Name: Hannah James
Class Year: 2022
Major: Physics and Astronomy
Hometown: Cornwall, UK
Internship Organization: Swathmore Engineering Department
Job Title: Researcher
Location: Bryn Mawr and Swathmore labs
Award: Edith May Broecker Internship Fund
What’s happening at your internship?
This summer, under the supervision of Carr Everbach, who is a professor of engineering at Swathmore college, I am researching, designing, and building a swimming robot. My passion is space exploration, and this robot allows for that. The robot I am creating would swim on Europa, one of Jupiter’s moons. It would need to swim through icy slush, which has a low Reynold’s number. Therefore, regular propulsion would not work, as the liquid is too ‘thick’ for this. Thus, innovation is required. I was able to prove that memory metal could be used to power and control the appendages of the robot. Memory metal, in simple terms, is a metal that contracts back to its original shape when heated. When heated inside the robot, the memory metal would contract and straighten, pulling on the ‘arms’ of the robot, and allowing for it to move. The design that I am working on is based on the barnacle Tetraclita Japonica. This barnacle has pairs of arms that move down one by one, and then the arms return to their original position all together. This is a kind of two-steps-forward one-step-back type of thing. It is so interesting seeing nature and machine come together.

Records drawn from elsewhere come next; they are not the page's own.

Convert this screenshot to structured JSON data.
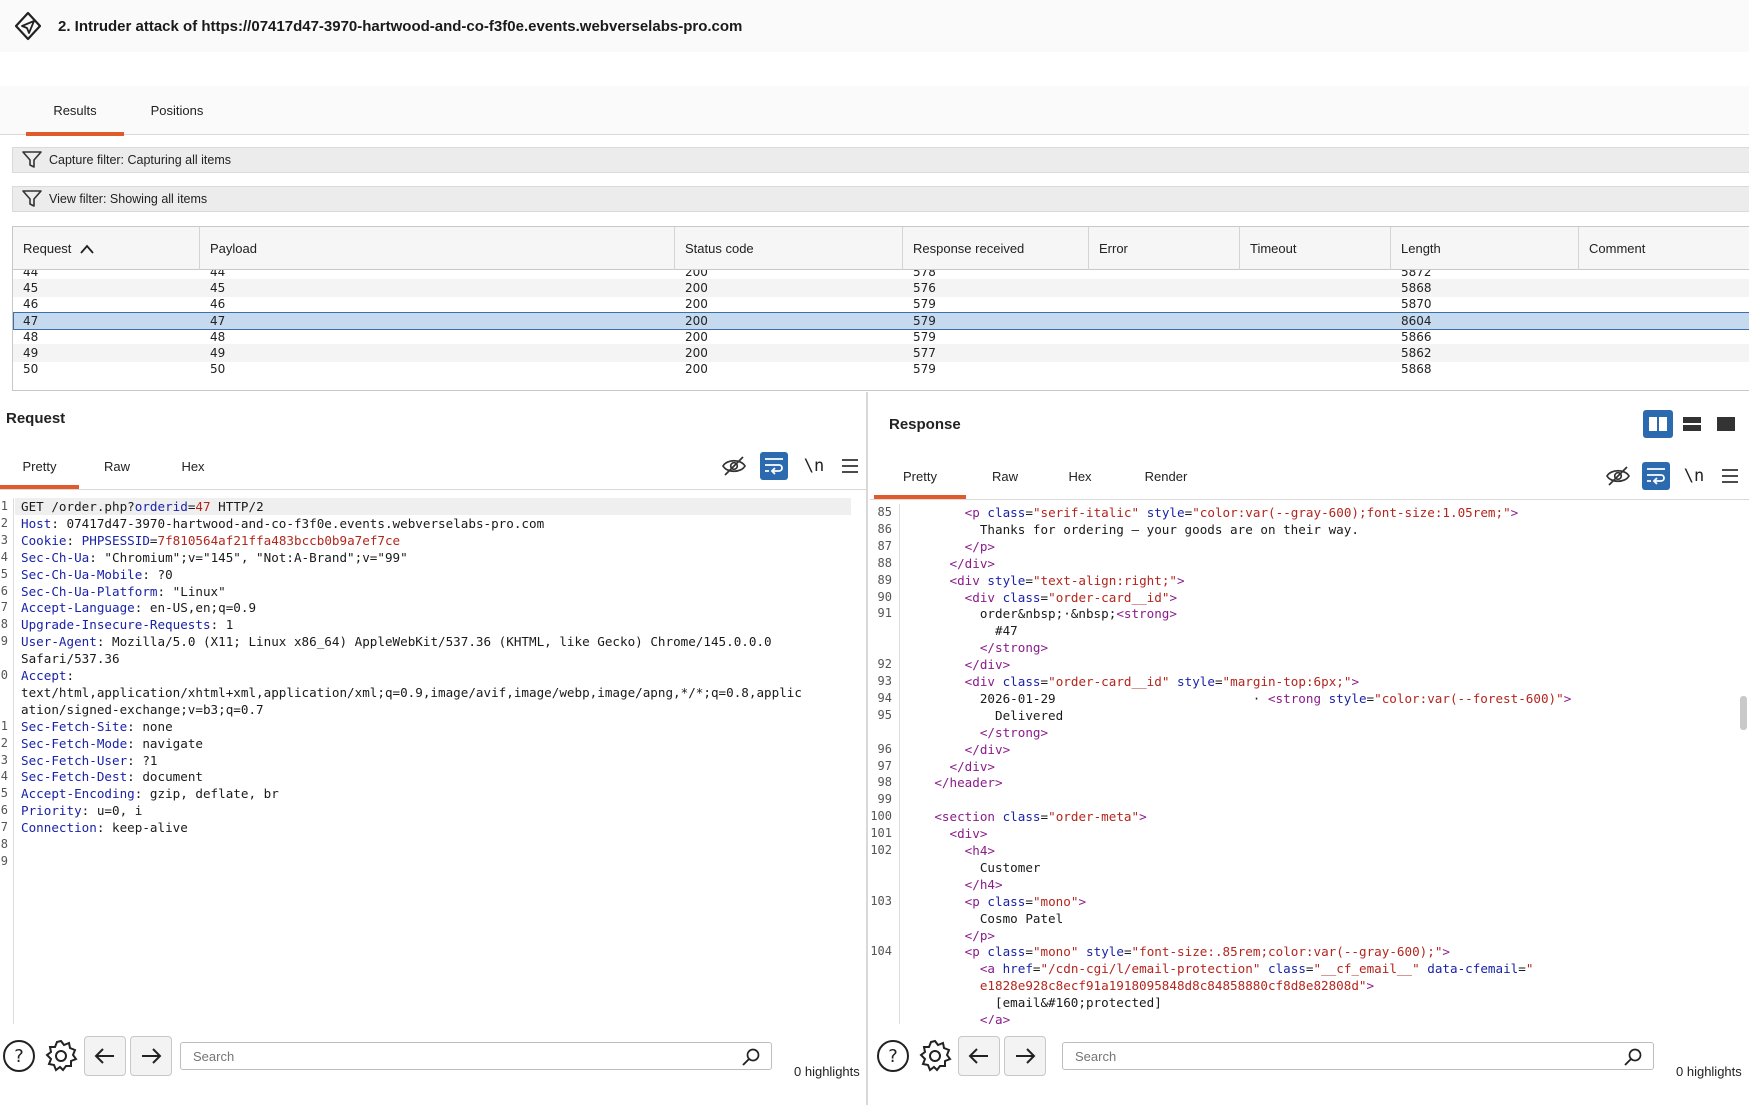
{
  "window": {
    "title": "2. Intruder attack of https://07417d47-3970-hartwood-and-co-f3f0e.events.webverselabs-pro.com"
  },
  "tabs": [
    {
      "label": "Results",
      "active": true
    },
    {
      "label": "Positions",
      "active": false
    }
  ],
  "filters": {
    "capture": "Capture filter: Capturing all items",
    "view": "View filter: Showing all items"
  },
  "results_table": {
    "columns": [
      "Request",
      "Payload",
      "Status code",
      "Response received",
      "Error",
      "Timeout",
      "Length",
      "Comment"
    ],
    "sort_column": "Request",
    "sort_direction": "ascending",
    "rows": [
      {
        "request": "44",
        "payload": "44",
        "status": "200",
        "received": "578",
        "error": "",
        "timeout": "",
        "length": "5872",
        "comment": "",
        "selected": false
      },
      {
        "request": "45",
        "payload": "45",
        "status": "200",
        "received": "576",
        "error": "",
        "timeout": "",
        "length": "5868",
        "comment": "",
        "selected": false
      },
      {
        "request": "46",
        "payload": "46",
        "status": "200",
        "received": "579",
        "error": "",
        "timeout": "",
        "length": "5870",
        "comment": "",
        "selected": false
      },
      {
        "request": "47",
        "payload": "47",
        "status": "200",
        "received": "579",
        "error": "",
        "timeout": "",
        "length": "8604",
        "comment": "",
        "selected": true
      },
      {
        "request": "48",
        "payload": "48",
        "status": "200",
        "received": "579",
        "error": "",
        "timeout": "",
        "length": "5866",
        "comment": "",
        "selected": false
      },
      {
        "request": "49",
        "payload": "49",
        "status": "200",
        "received": "577",
        "error": "",
        "timeout": "",
        "length": "5862",
        "comment": "",
        "selected": false
      },
      {
        "request": "50",
        "payload": "50",
        "status": "200",
        "received": "579",
        "error": "",
        "timeout": "",
        "length": "5868",
        "comment": "",
        "selected": false
      }
    ]
  },
  "request_panel": {
    "title": "Request",
    "tabs": [
      "Pretty",
      "Raw",
      "Hex"
    ],
    "active_tab": "Pretty",
    "lines": [
      {
        "n": "1",
        "parts": [
          [
            "",
            "GET /order.php?"
          ],
          [
            "k",
            "orderid"
          ],
          [
            "",
            "="
          ],
          [
            "v",
            "47"
          ],
          [
            "",
            " HTTP/2"
          ]
        ]
      },
      {
        "n": "2",
        "parts": [
          [
            "k",
            "Host"
          ],
          [
            "",
            ": 07417d47-3970-hartwood-and-co-f3f0e.events.webverselabs-pro.com"
          ]
        ]
      },
      {
        "n": "3",
        "parts": [
          [
            "k",
            "Cookie"
          ],
          [
            "",
            ": "
          ],
          [
            "k",
            "PHPSESSID"
          ],
          [
            "",
            "="
          ],
          [
            "v",
            "7f810564af21ffa483bccb0b9a7ef7ce"
          ]
        ]
      },
      {
        "n": "4",
        "parts": [
          [
            "k",
            "Sec-Ch-Ua"
          ],
          [
            "",
            ": \"Chromium\";v=\"145\", \"Not:A-Brand\";v=\"99\""
          ]
        ]
      },
      {
        "n": "5",
        "parts": [
          [
            "k",
            "Sec-Ch-Ua-Mobile"
          ],
          [
            "",
            ": ?0"
          ]
        ]
      },
      {
        "n": "6",
        "parts": [
          [
            "k",
            "Sec-Ch-Ua-Platform"
          ],
          [
            "",
            ": \"Linux\""
          ]
        ]
      },
      {
        "n": "7",
        "parts": [
          [
            "k",
            "Accept-Language"
          ],
          [
            "",
            ": en-US,en;q=0.9"
          ]
        ]
      },
      {
        "n": "8",
        "parts": [
          [
            "k",
            "Upgrade-Insecure-Requests"
          ],
          [
            "",
            ": 1"
          ]
        ]
      },
      {
        "n": "9",
        "parts": [
          [
            "k",
            "User-Agent"
          ],
          [
            "",
            ": Mozilla/5.0 (X11; Linux x86_64) AppleWebKit/537.36 (KHTML, like Gecko) Chrome/145.0.0.0"
          ]
        ]
      },
      {
        "n": "",
        "parts": [
          [
            "",
            "Safari/537.36"
          ]
        ]
      },
      {
        "n": "0",
        "parts": [
          [
            "k",
            "Accept"
          ],
          [
            "",
            ":"
          ]
        ]
      },
      {
        "n": "",
        "parts": [
          [
            "",
            "text/html,application/xhtml+xml,application/xml;q=0.9,image/avif,image/webp,image/apng,*/*;q=0.8,applic"
          ]
        ]
      },
      {
        "n": "",
        "parts": [
          [
            "",
            "ation/signed-exchange;v=b3;q=0.7"
          ]
        ]
      },
      {
        "n": "1",
        "parts": [
          [
            "k",
            "Sec-Fetch-Site"
          ],
          [
            "",
            ": none"
          ]
        ]
      },
      {
        "n": "2",
        "parts": [
          [
            "k",
            "Sec-Fetch-Mode"
          ],
          [
            "",
            ": navigate"
          ]
        ]
      },
      {
        "n": "3",
        "parts": [
          [
            "k",
            "Sec-Fetch-User"
          ],
          [
            "",
            ": ?1"
          ]
        ]
      },
      {
        "n": "4",
        "parts": [
          [
            "k",
            "Sec-Fetch-Dest"
          ],
          [
            "",
            ": document"
          ]
        ]
      },
      {
        "n": "5",
        "parts": [
          [
            "k",
            "Accept-Encoding"
          ],
          [
            "",
            ": gzip, deflate, br"
          ]
        ]
      },
      {
        "n": "6",
        "parts": [
          [
            "k",
            "Priority"
          ],
          [
            "",
            ": u=0, i"
          ]
        ]
      },
      {
        "n": "7",
        "parts": [
          [
            "k",
            "Connection"
          ],
          [
            "",
            ": keep-alive"
          ]
        ]
      },
      {
        "n": "8",
        "parts": [
          [
            "",
            ""
          ]
        ]
      },
      {
        "n": "9",
        "parts": [
          [
            "",
            ""
          ]
        ]
      }
    ],
    "search_placeholder": "Search",
    "highlights": "0 highlights"
  },
  "response_panel": {
    "title": "Response",
    "tabs": [
      "Pretty",
      "Raw",
      "Hex",
      "Render"
    ],
    "active_tab": "Pretty",
    "lines": [
      {
        "n": "85",
        "parts": [
          [
            "",
            "        "
          ],
          [
            "t",
            "<p "
          ],
          [
            "a",
            "class"
          ],
          [
            "",
            "="
          ],
          [
            "s",
            "\"serif-italic\""
          ],
          [
            "",
            " "
          ],
          [
            "a",
            "style"
          ],
          [
            "",
            "="
          ],
          [
            "s",
            "\"color:var(--gray-600);font-size:1.05rem;\""
          ],
          [
            "t",
            ">"
          ]
        ]
      },
      {
        "n": "86",
        "parts": [
          [
            "",
            "          Thanks for ordering — your goods are on their way."
          ]
        ]
      },
      {
        "n": "87",
        "parts": [
          [
            "",
            "        "
          ],
          [
            "t",
            "</p>"
          ]
        ]
      },
      {
        "n": "88",
        "parts": [
          [
            "",
            "      "
          ],
          [
            "t",
            "</div>"
          ]
        ]
      },
      {
        "n": "89",
        "parts": [
          [
            "",
            "      "
          ],
          [
            "t",
            "<div "
          ],
          [
            "a",
            "style"
          ],
          [
            "",
            "="
          ],
          [
            "s",
            "\"text-align:right;\""
          ],
          [
            "t",
            ">"
          ]
        ]
      },
      {
        "n": "90",
        "parts": [
          [
            "",
            "        "
          ],
          [
            "t",
            "<div "
          ],
          [
            "a",
            "class"
          ],
          [
            "",
            "="
          ],
          [
            "s",
            "\"order-card__id\""
          ],
          [
            "t",
            ">"
          ]
        ]
      },
      {
        "n": "91",
        "parts": [
          [
            "",
            "          order&nbsp;·&nbsp;"
          ],
          [
            "t",
            "<strong>"
          ]
        ]
      },
      {
        "n": "",
        "parts": [
          [
            "",
            "            #47"
          ]
        ]
      },
      {
        "n": "",
        "parts": [
          [
            "",
            "          "
          ],
          [
            "t",
            "</strong>"
          ]
        ]
      },
      {
        "n": "92",
        "parts": [
          [
            "",
            "        "
          ],
          [
            "t",
            "</div>"
          ]
        ]
      },
      {
        "n": "93",
        "parts": [
          [
            "",
            "        "
          ],
          [
            "t",
            "<div "
          ],
          [
            "a",
            "class"
          ],
          [
            "",
            "="
          ],
          [
            "s",
            "\"order-card__id\""
          ],
          [
            "",
            " "
          ],
          [
            "a",
            "style"
          ],
          [
            "",
            "="
          ],
          [
            "s",
            "\"margin-top:6px;\""
          ],
          [
            "t",
            ">"
          ]
        ]
      },
      {
        "n": "94",
        "parts": [
          [
            "",
            "          2026-01-29                          · "
          ],
          [
            "t",
            "<strong "
          ],
          [
            "a",
            "style"
          ],
          [
            "",
            "="
          ],
          [
            "s",
            "\"color:var(--forest-600)\""
          ],
          [
            "t",
            ">"
          ]
        ]
      },
      {
        "n": "95",
        "parts": [
          [
            "",
            "            Delivered"
          ]
        ]
      },
      {
        "n": "",
        "parts": [
          [
            "",
            "          "
          ],
          [
            "t",
            "</strong>"
          ]
        ]
      },
      {
        "n": "96",
        "parts": [
          [
            "",
            "        "
          ],
          [
            "t",
            "</div>"
          ]
        ]
      },
      {
        "n": "97",
        "parts": [
          [
            "",
            "      "
          ],
          [
            "t",
            "</div>"
          ]
        ]
      },
      {
        "n": "98",
        "parts": [
          [
            "",
            "    "
          ],
          [
            "t",
            "</header>"
          ]
        ]
      },
      {
        "n": "99",
        "parts": [
          [
            "",
            ""
          ]
        ]
      },
      {
        "n": "100",
        "parts": [
          [
            "",
            "    "
          ],
          [
            "t",
            "<section "
          ],
          [
            "a",
            "class"
          ],
          [
            "",
            "="
          ],
          [
            "s",
            "\"order-meta\""
          ],
          [
            "t",
            ">"
          ]
        ]
      },
      {
        "n": "101",
        "parts": [
          [
            "",
            "      "
          ],
          [
            "t",
            "<div>"
          ]
        ]
      },
      {
        "n": "102",
        "parts": [
          [
            "",
            "        "
          ],
          [
            "t",
            "<h4>"
          ]
        ]
      },
      {
        "n": "",
        "parts": [
          [
            "",
            "          Customer"
          ]
        ]
      },
      {
        "n": "",
        "parts": [
          [
            "",
            "        "
          ],
          [
            "t",
            "</h4>"
          ]
        ]
      },
      {
        "n": "103",
        "parts": [
          [
            "",
            "        "
          ],
          [
            "t",
            "<p "
          ],
          [
            "a",
            "class"
          ],
          [
            "",
            "="
          ],
          [
            "s",
            "\"mono\""
          ],
          [
            "t",
            ">"
          ]
        ]
      },
      {
        "n": "",
        "parts": [
          [
            "",
            "          Cosmo Patel"
          ]
        ]
      },
      {
        "n": "",
        "parts": [
          [
            "",
            "        "
          ],
          [
            "t",
            "</p>"
          ]
        ]
      },
      {
        "n": "104",
        "parts": [
          [
            "",
            "        "
          ],
          [
            "t",
            "<p "
          ],
          [
            "a",
            "class"
          ],
          [
            "",
            "="
          ],
          [
            "s",
            "\"mono\""
          ],
          [
            "",
            " "
          ],
          [
            "a",
            "style"
          ],
          [
            "",
            "="
          ],
          [
            "s",
            "\"font-size:.85rem;color:var(--gray-600);\""
          ],
          [
            "t",
            ">"
          ]
        ]
      },
      {
        "n": "",
        "parts": [
          [
            "",
            "          "
          ],
          [
            "t",
            "<a "
          ],
          [
            "a",
            "href"
          ],
          [
            "",
            "="
          ],
          [
            "s",
            "\"/cdn-cgi/l/email-protection\""
          ],
          [
            "",
            " "
          ],
          [
            "a",
            "class"
          ],
          [
            "",
            "="
          ],
          [
            "s",
            "\"__cf_email__\""
          ],
          [
            "",
            " "
          ],
          [
            "a",
            "data-cfemail"
          ],
          [
            "",
            "="
          ],
          [
            "s",
            "\""
          ]
        ]
      },
      {
        "n": "",
        "parts": [
          [
            "",
            "          "
          ],
          [
            "s",
            "e1828e928c8ecf91a1918095848d8c84858880cf8d8e82808d\""
          ],
          [
            "t",
            ">"
          ]
        ]
      },
      {
        "n": "",
        "parts": [
          [
            "",
            "            [email&#160;protected]"
          ]
        ]
      },
      {
        "n": "",
        "parts": [
          [
            "",
            "          "
          ],
          [
            "t",
            "</a>"
          ]
        ]
      },
      {
        "n": "",
        "parts": [
          [
            "",
            "        "
          ],
          [
            "t",
            "</p>"
          ]
        ]
      }
    ],
    "search_placeholder": "Search",
    "highlights": "0 highlights"
  }
}
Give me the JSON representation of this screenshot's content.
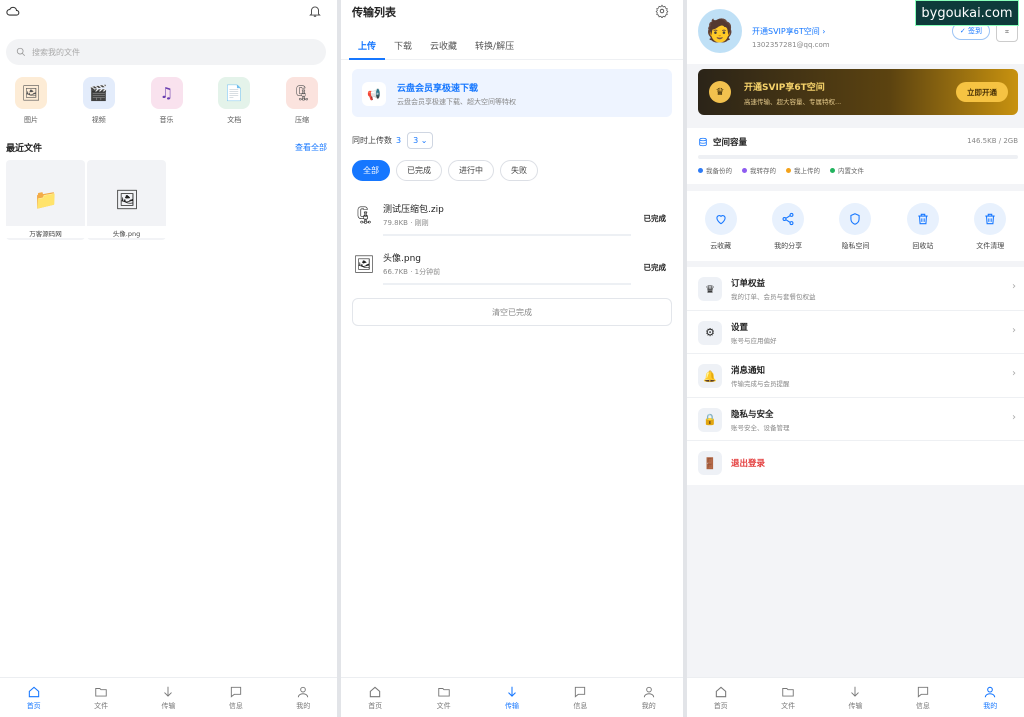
{
  "watermark": "bygoukai.com",
  "home": {
    "search_placeholder": "搜索我的文件",
    "categories": [
      {
        "label": "图片",
        "icon": "image-icon",
        "bg": "#fdecd6"
      },
      {
        "label": "视频",
        "icon": "video-icon",
        "bg": "#e3ecfb"
      },
      {
        "label": "音乐",
        "icon": "music-icon",
        "bg": "#f9e2ee"
      },
      {
        "label": "文档",
        "icon": "document-icon",
        "bg": "#e4f3ea"
      },
      {
        "label": "压缩",
        "icon": "zip-icon",
        "bg": "#fbe3de"
      }
    ],
    "recent_title": "最近文件",
    "see_all": "查看全部",
    "files": [
      {
        "name": "万客源码网",
        "icon": "folder-icon"
      },
      {
        "name": "头像.png",
        "icon": "image-file-icon"
      }
    ]
  },
  "transfer": {
    "title": "传输列表",
    "tabs": [
      "上传",
      "下载",
      "云收藏",
      "转换/解压"
    ],
    "active_tab": 0,
    "promo_title": "云盘会员享极速下载",
    "promo_sub": "云盘会员享极速下载、超大空间等特权",
    "concurrent_label": "同时上传数",
    "concurrent_value": "3",
    "concurrent_select": "3",
    "filters": [
      "全部",
      "已完成",
      "进行中",
      "失败"
    ],
    "items": [
      {
        "name": "测试压缩包.zip",
        "meta": "79.8KB · 刚刚",
        "status": "已完成",
        "icon": "zip-file-icon"
      },
      {
        "name": "头像.png",
        "meta": "66.7KB · 1分钟前",
        "status": "已完成",
        "icon": "image-file-icon"
      }
    ],
    "clear_label": "清空已完成"
  },
  "profile": {
    "vip_link": "开通SVIP享6T空间 ›",
    "email": "1302357281@qq.com",
    "sign_label": "✓ 签到",
    "scan_label": "⌗",
    "vip_card": {
      "title": "开通SVIP享6T空间",
      "sub": "高速传输、超大容量、专属特权...",
      "button": "立即开通"
    },
    "storage": {
      "title": "空间容量",
      "value": "146.5KB / 2GB",
      "legend": [
        {
          "label": "我备份的",
          "color": "#2f7cf6"
        },
        {
          "label": "我转存的",
          "color": "#8e5cf0"
        },
        {
          "label": "我上传的",
          "color": "#f3a21a"
        },
        {
          "label": "内置文件",
          "color": "#22b35e"
        }
      ]
    },
    "quick": [
      {
        "label": "云收藏",
        "icon": "heart-icon"
      },
      {
        "label": "我的分享",
        "icon": "share-icon"
      },
      {
        "label": "隐私空间",
        "icon": "shield-icon"
      },
      {
        "label": "回收站",
        "icon": "trash-icon"
      },
      {
        "label": "文件清理",
        "icon": "clean-icon"
      }
    ],
    "menu": [
      {
        "title": "订单权益",
        "sub": "我的订单、会员与套餐包权益",
        "icon": "crown-icon"
      },
      {
        "title": "设置",
        "sub": "账号与应用偏好",
        "icon": "settings-icon"
      },
      {
        "title": "消息通知",
        "sub": "传输完成与会员提醒",
        "icon": "bell-icon"
      },
      {
        "title": "隐私与安全",
        "sub": "账号安全、设备管理",
        "icon": "lock-icon"
      }
    ],
    "logout": "退出登录"
  },
  "nav": [
    "首页",
    "文件",
    "传输",
    "信息",
    "我的"
  ]
}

Why did you apply for this internship?
I am double majoring in physics and astronomy and am hoping to go to graduate school for aerospace engineering. As my major isn’t in engineering, I need something to help me stand out. This research is just that. Thanks to the Tri-Co, I can get engineering experience that I can’t get directly from Bryn Mawr. This summer research not only provides me with something that will help my applications stand out, but I am also planning on continuing it into my senior year and want to write my thesis on this. Another thing that motivated me to pursue this internship is how hands on it is. I am always playing around with different tools and equipment, and it’s nice to see physical progress.
What has been the biggest challenge you have faced at your internship?
The biggest challenge so far is trusting myself and my capabilities. I have weekly meetings with the professor overseeing my work, yet apart from that, I am on my own. I make decisions regarding what materials to use, where to buy these, and how to test them to make sure they are suitable. This means that I can’t doubt decisions I make, otherwise I would make very little progress. However, this is also one of the most rewarding parts of my internship. The progress I make is my progress and is down to me. I am not just showing my professors and graduate schools that I am capable of independent research, yet I am also proving it to myself. Finally, I love being able to apply what I have learnt in my physics and astronomy classes, for example, in the electronics lab I took freshman year. I love applying my knowledge, and this is the perfect opportunity for that.
Visit the Summer Internship Stories page to read more about student internship experiences.